  • Maintenance mode. If the pool needs time to reset fees or otherwise, the manager can temporarily restrict new deposits by setting deposit authorities.

Note: in order to keep user funds safe, stake withdrawals are always permitted.

Security Audits

Multiple security firms have audited the stake pool program to ensure total safety of funds. The audit reports are available for reading, presented in descending chronological order, and the commit hash that each was reviewed at:

Safety of Funds

One of the primary aims of the stake pool program is to always allow pool token holders to withdraw their funds at any time.

To that end, let's look at the three classes of stake accounts in the stake pool system:

  • validator stake: active stake accounts, one per validator in the pool
  • transient stake: activating or deactivating stake accounts, merged into the reserve after deactivation, or into the validator stake after activation, one per validator
  • reserve stake: inactive stake, to be used by the staker for rebalancing

Additionally, the staker may set a "preferred withdraw account", which forces users to withdraw from a particular stake account. This is to prevent malicious depositors from using the stake pool as a free conversion between validators.

When processing withdrawals, the order of priority goes:

  • preferred withdraw validator stake account (if set)
  • validator stake accounts
  • transient stake accounts
  • reserve stake account

If there is preferred withdraw validator, and that validator stake account has any SOL, a user must withdraw from that account.

If that account is empty, or the preferred withdraw validator stake account is not set, then the user must withdraw from any validator stake account.

If all validator stake accounts are empty, which may happen if the stake pool staker decreases the stake on all validators at once, then the user must withdraw from any transient stake account.

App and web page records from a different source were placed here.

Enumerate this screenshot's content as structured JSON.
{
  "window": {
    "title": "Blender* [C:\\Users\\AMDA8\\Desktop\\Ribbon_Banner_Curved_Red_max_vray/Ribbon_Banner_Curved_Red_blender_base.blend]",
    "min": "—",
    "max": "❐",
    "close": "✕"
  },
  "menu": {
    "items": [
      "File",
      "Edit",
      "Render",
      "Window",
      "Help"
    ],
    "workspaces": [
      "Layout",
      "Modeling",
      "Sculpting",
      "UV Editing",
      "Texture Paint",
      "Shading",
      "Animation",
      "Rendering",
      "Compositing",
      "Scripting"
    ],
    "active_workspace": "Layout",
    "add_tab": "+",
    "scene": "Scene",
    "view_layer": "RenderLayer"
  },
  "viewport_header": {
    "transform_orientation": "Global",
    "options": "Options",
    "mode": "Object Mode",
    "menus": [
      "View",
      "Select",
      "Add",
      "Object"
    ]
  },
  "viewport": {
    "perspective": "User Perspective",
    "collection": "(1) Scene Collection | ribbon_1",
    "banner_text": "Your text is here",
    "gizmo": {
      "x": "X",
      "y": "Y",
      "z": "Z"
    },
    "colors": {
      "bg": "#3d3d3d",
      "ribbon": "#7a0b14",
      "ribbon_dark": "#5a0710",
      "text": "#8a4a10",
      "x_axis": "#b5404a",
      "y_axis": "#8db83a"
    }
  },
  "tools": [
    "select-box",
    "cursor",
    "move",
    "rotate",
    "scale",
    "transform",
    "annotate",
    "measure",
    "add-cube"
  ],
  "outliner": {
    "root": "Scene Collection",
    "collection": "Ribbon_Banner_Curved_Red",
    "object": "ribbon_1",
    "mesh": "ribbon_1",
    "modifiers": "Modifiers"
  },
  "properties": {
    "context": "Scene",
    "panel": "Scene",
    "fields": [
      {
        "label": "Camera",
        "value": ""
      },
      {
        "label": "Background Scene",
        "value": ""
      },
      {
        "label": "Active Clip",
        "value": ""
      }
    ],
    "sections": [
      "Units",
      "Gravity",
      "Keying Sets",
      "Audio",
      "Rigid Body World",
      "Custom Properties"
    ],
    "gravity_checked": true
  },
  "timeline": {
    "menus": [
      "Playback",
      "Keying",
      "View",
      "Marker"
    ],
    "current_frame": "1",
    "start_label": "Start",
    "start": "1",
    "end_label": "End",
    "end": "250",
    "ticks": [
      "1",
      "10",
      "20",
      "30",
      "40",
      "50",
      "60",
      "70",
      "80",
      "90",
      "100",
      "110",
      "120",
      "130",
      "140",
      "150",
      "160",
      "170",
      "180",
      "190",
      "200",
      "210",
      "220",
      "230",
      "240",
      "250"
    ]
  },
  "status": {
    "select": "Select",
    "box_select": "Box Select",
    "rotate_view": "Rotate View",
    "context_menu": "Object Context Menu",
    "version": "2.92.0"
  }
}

If all transient stake accounts are empty, then the user must withdraw from the reserve.

In this way, a user's funds are never at risk, and always redeemable.

Appendix

Active stakes

As mentioned earlier, the stake pool works with active stakes to maintains fungibility of stake pool tokens. Fully activated stakes are not equivalent to inactive, activating, or deactivating stakes due to the time cost of staking.

Transient stake accounts

Each validator gets one transient stake account, so the staker can only perform one action at a time on a validator. It's impossible to increase and decrease the stake on a validator at the same time. The staker must wait for the existing transient stake account to get merged during an update instruction before performing a new action.

Reserve stake account

Every stake pool is initialized with an undelegated reserve stake account, used to hold undelegated stake in process of rebalancing. After the staker decreases the stake on a validator, one epoch later, the update operation will merge the decreased stake into the reserve. Conversely, whenever the staker increases the stake on a validator, the lamports are drawn from the reserve stake account.

Validator list account

Every stake pool contains two data accounts: the stake pool and the validator list.

The stake pool contains overall information about the pool, including fees, pool token mint, amount under management, etc.

The validator list contains specific information about each of the validator stake accounts in the pool. This information includes the amount of SOL staked on the validator by the pool, and the amount of SOL being activated / deactivated on the validator.

Every stake pool must have its own validator list account, otherwise it will fail on initialization.

Transaction sizes

The Solana transaction processor has two important limitations:

  • size of the overall transaction, limited to roughly 1 MTU / packet
  • computation budget per instruction

A stake pool may manage hundreds of staking accounts, so it is impossible to update the total value of the stake pool in one instruction. Thankfully, the command-line utility breaks up transactions to avoid this issue for large pools.